I spoke with Muhammad Fuad, the lead commando in efforts by an activist group called the People’s Islamic Forum to disrupt showings of “The Look of Silence” in Yogyakarta. Fuad is a Muslim hard-liner, but, like many conservative Indonesians who want to move on from Suharto-era propaganda, he did not endorse “G30s/PKI.” “We must remind people of the true history, but not through that movie. Better that we do it through dialogue and the historical evidence that exists.” He went on, “We don’t know whether the film is one hundred per cent true or not.” Nonetheless, he thought that Oppenheimer’s films were much more problematic. He said that it was because of his organization’s commitment to preventing the return of Communism that he had been asked to disrupt dozens of showings of “The Look of Silence. “My colleagues that have expertise on the matter have looked into it and concluded that the film is consistent with Communist teachings,” Fuad said.

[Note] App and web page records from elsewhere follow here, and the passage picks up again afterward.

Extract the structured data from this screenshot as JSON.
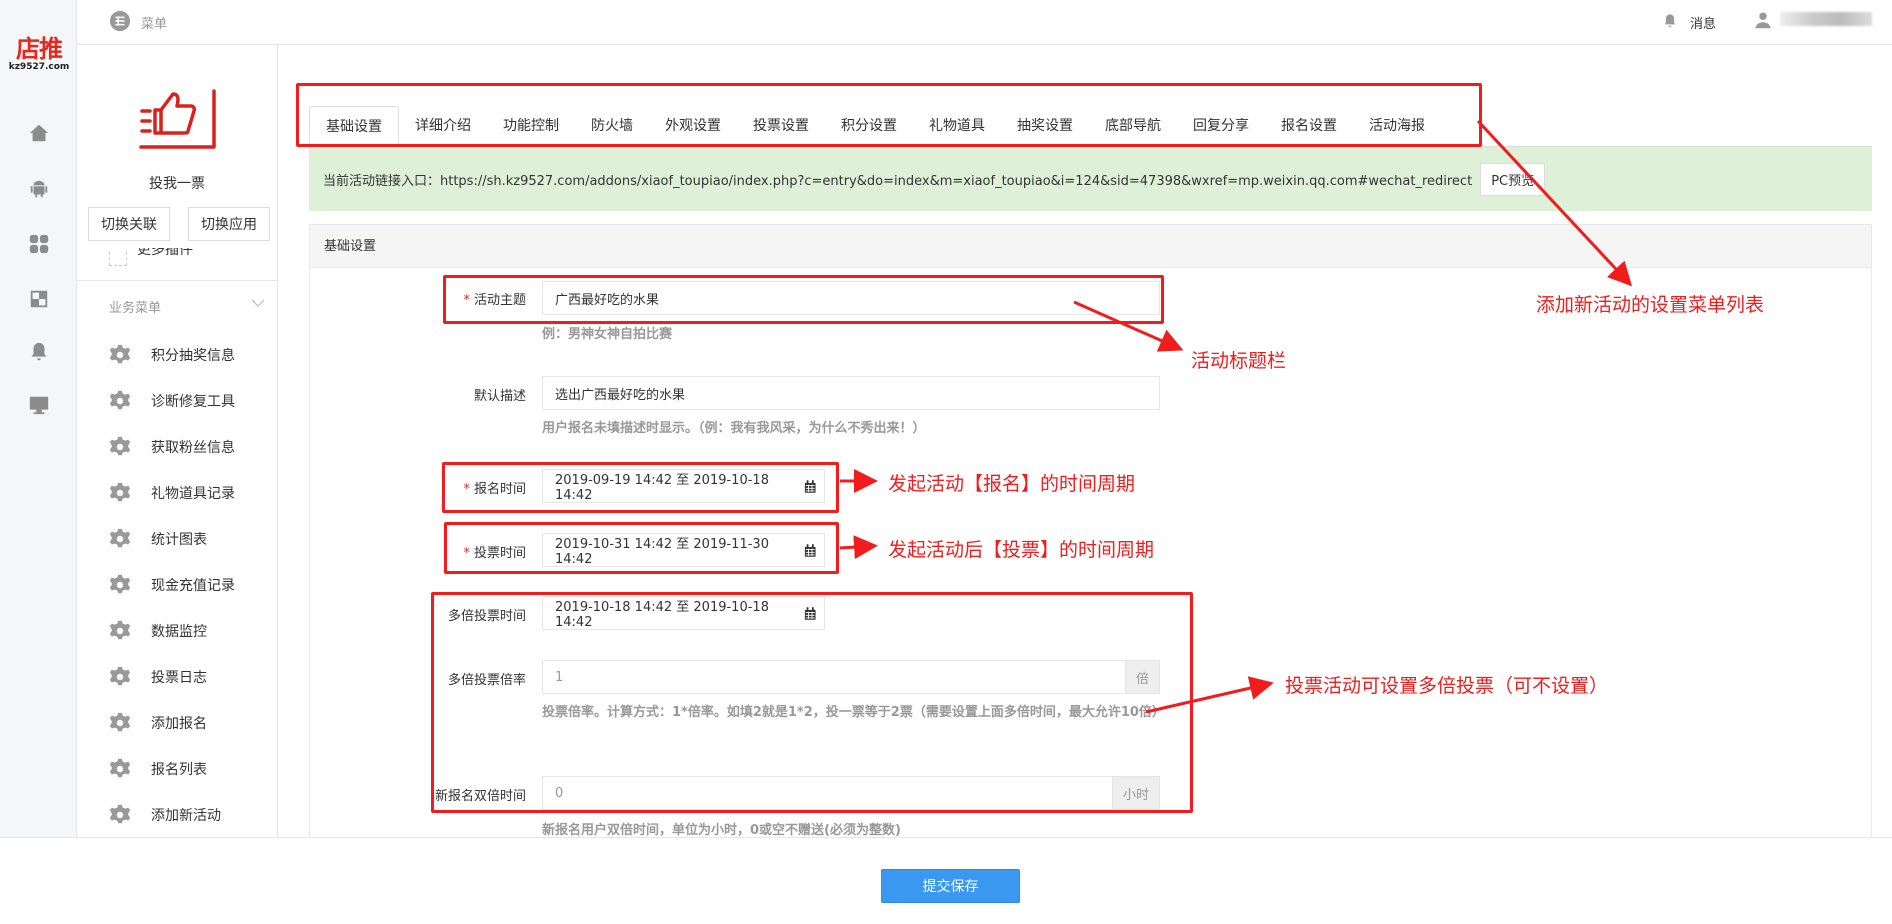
{
  "logo": {
    "cn": "店推",
    "en": "kz9527.com"
  },
  "topbar": {
    "menu_label": "菜单",
    "messages_label": "消息"
  },
  "app": {
    "name": "投我一票",
    "switch_link": "切换关联",
    "switch_app": "切换应用",
    "more_plugins": "更多插件"
  },
  "sidebar": {
    "section": "业务菜单",
    "items": [
      "积分抽奖信息",
      "诊断修复工具",
      "获取粉丝信息",
      "礼物道具记录",
      "统计图表",
      "现金充值记录",
      "数据监控",
      "投票日志",
      "添加报名",
      "报名列表",
      "添加新活动"
    ]
  },
  "tabs": [
    "基础设置",
    "详细介绍",
    "功能控制",
    "防火墙",
    "外观设置",
    "投票设置",
    "积分设置",
    "礼物道具",
    "抽奖设置",
    "底部导航",
    "回复分享",
    "报名设置",
    "活动海报"
  ],
  "linkbar": {
    "text": "当前活动链接入口：https://sh.kz9527.com/addons/xiaof_toupiao/index.php?c=entry&do=index&m=xiaof_toupiao&i=124&sid=47398&wxref=mp.weixin.qq.com#wechat_redirect",
    "preview": "PC预览"
  },
  "panel": {
    "title": "基础设置"
  },
  "form": {
    "subject": {
      "label": "活动主题",
      "value": "广西最好吃的水果",
      "hint": "例：男神女神自拍比赛"
    },
    "desc": {
      "label": "默认描述",
      "value": "选出广西最好吃的水果",
      "hint": "用户报名未填描述时显示。（例：我有我风采，为什么不秀出来！）"
    },
    "signup_time": {
      "label": "报名时间",
      "value": "2019-09-19 14:42 至 2019-10-18 14:42"
    },
    "vote_time": {
      "label": "投票时间",
      "value": "2019-10-31 14:42 至 2019-11-30 14:42"
    },
    "multi_time": {
      "label": "多倍投票时间",
      "value": "2019-10-18 14:42 至 2019-10-18 14:42"
    },
    "multi_rate": {
      "label": "多倍投票倍率",
      "value": "1",
      "unit": "倍",
      "hint": "投票倍率。计算方式：1*倍率。如填2就是1*2，投一票等于2票（需要设置上面多倍时间，最大允许10倍）"
    },
    "new_double": {
      "label": "新报名双倍时间",
      "value": "0",
      "unit": "小时",
      "hint": "新报名用户双倍时间，单位为小时，0或空不赠送(必须为整数)"
    }
  },
  "footer": {
    "save": "提交保存"
  },
  "annotations": {
    "tabs": "添加新活动的设置菜单列表",
    "title": "活动标题栏",
    "signup": "发起活动【报名】的时间周期",
    "vote": "发起活动后【投票】的时间周期",
    "multi": "投票活动可设置多倍投票（可不设置）"
  },
  "colors": {
    "accent": "#3a98f0",
    "annotation": "#f21c1c",
    "linkbar": "#dff0d8"
  }
}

A year ago, when the reformist President Joko “Jokowi” Widodo took office, activists had high hopes that the fiftieth anniversary of the killings would bring a serious attempt to redress past wrongs. But even Jokowi’s most milquetoast statements about reconciliation have met harsh resistance from conservative politicians and Islamist groups, who paint the P.K.I. as a symbol of the secular and progressive forces that they believe continue to undermine Indonesia. During the days leading up to the October 1st commemoration, several of Jokowi’s confidants attempted to stave off controversy by announcing that the President had no intention of apologizing to the victims of the anti-Communist slaughter. So it was no surprise when, at a ceremony commemorating the slain generals, Jokowi made clear that he, like Indonesia’s previous President, Susilo Bambang Yudhoyono, would not be offering an official apology. “Apologize to whom?” he asked. “Who should forgive whom when both sides claim to be victims?”